Guy meets girl. Guy makes out with girl. Suddenly, he cries out, “No, no, no!” When he goes into the other room to give himself a pep talk, it seems like a funny and weird meet-cute. But then a lost bottle of wine leads to a whole other level of panic. “It’s dangerous,” the girl says. “There are hordes nearby.” The guy tries to downplay her alarm, remarking, “Not hordes, just scattered beings.”

It’s been just a few months since a cataclysmic virus (think The Walking Dead or 28 Days Later) took out virtually everyone on the planet. Mal (Kayla Mason) and Max (playwright Mark Levy), who somehow find each other on the dangerous streets of New York, may be the only two people left. As they debate going for another bottle of wine, Mal, edgy, talks about having had to kill her brother "in the woods with a tire iron.” Her fiancé and unborn child also died from the illness, and Mal has been on her own since her sister became ill and disappeared.

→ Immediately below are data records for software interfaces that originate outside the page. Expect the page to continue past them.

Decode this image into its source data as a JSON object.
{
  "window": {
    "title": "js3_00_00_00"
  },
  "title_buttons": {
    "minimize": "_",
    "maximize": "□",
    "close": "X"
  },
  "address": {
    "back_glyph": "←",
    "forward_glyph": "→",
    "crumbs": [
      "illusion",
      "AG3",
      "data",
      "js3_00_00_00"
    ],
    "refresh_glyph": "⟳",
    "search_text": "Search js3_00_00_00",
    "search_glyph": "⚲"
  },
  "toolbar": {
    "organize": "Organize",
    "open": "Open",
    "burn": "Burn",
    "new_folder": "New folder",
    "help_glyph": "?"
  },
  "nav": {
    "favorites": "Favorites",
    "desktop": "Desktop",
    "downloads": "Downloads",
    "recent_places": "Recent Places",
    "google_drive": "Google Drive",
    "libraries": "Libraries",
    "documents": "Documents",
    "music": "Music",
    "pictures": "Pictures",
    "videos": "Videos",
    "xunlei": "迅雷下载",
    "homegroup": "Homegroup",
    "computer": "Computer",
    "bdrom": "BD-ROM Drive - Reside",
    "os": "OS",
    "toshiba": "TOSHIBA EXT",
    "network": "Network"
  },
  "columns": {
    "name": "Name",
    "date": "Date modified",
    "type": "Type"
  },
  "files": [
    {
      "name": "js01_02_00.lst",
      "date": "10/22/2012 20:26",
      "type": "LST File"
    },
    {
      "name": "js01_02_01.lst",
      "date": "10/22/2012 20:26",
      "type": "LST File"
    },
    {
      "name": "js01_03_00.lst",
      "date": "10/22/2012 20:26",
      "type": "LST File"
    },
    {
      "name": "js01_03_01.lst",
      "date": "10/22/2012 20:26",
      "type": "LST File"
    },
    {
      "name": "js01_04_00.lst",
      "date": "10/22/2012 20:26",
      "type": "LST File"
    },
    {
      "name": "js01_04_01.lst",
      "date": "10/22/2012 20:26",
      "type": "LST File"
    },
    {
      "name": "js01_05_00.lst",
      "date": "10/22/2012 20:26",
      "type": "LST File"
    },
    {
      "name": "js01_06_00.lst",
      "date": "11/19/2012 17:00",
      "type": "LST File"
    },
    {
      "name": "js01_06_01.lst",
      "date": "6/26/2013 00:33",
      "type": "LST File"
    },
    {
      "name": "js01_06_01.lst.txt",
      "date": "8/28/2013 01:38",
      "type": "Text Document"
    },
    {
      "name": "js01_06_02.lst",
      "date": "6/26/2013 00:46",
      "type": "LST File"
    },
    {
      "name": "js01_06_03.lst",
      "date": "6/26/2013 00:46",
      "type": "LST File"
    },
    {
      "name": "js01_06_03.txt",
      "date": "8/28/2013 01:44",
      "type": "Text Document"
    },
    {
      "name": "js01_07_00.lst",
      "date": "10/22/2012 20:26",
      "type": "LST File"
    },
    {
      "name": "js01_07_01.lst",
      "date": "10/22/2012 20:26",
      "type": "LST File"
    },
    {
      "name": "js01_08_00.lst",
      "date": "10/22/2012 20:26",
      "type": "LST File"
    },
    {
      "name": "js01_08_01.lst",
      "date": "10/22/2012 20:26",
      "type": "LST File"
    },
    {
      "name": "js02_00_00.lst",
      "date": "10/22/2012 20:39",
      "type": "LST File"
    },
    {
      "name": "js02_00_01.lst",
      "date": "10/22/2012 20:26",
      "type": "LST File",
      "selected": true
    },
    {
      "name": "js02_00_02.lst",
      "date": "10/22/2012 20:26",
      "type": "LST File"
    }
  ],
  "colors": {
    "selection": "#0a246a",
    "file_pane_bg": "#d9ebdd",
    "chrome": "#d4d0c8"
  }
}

As the two continue their cautious give and take, Max, a bundle of fumbling earnestness, is eager to have sex, but believes she’s entirely out of his league. And Max still hasn’t given over entirely to cynicism or nihilism. He feels hopeful after meeting Mal at the Duane Reade, and believes that fate brought them together—he’d gone there to get rat poison to kill himself. “You’re the first person who hasn’t wanted to eat me,” he gushes. “I value that so much.” After he proposes that they put all their weapons on the floor (guns, knives, etc.) and she agrees, he yells, “Awesome!” How the night ends is a mystery.

With death just beyond the door, Levy as playwright raises the stakes on the "will they or won’t they?" question. While the sex angle is played for laughs and pathos, the more serious question—will Max and Mal kill each other, or be killed by outside forces—keeps the show on a deliberately off-kilter tilt. Although the story is more awkward than funny, Levy has a strong ear for dialogue and skillfully juxtaposes the humor and anxiety of a first date with the terror of having your face eaten off. Mason is utterly believable as a damaged woman who has been through hell in a matter of months but who may still have a glimmer of trust within. Levy tackles the role of the anti-heartthrob with gusto.

(Lenny Bruce is Not Afraid plays at UNDER St. Marks, 94 St. Marks Place, through March 4, 2018. The running time is 60 minutes. Performances are Fri 2/16 at 8:50, Tue 2/20 at 5:30, Wed 2/21 at 10:30, Sun 2/25 at 5:10, and Fri 3/2 at 10:30. Tickets are $20 and are available at


Lenny Bruce is Not Afraid is by Mark Levy. Directed by Kristen Keim.

The cast is Kayla Mason and Mark Levy.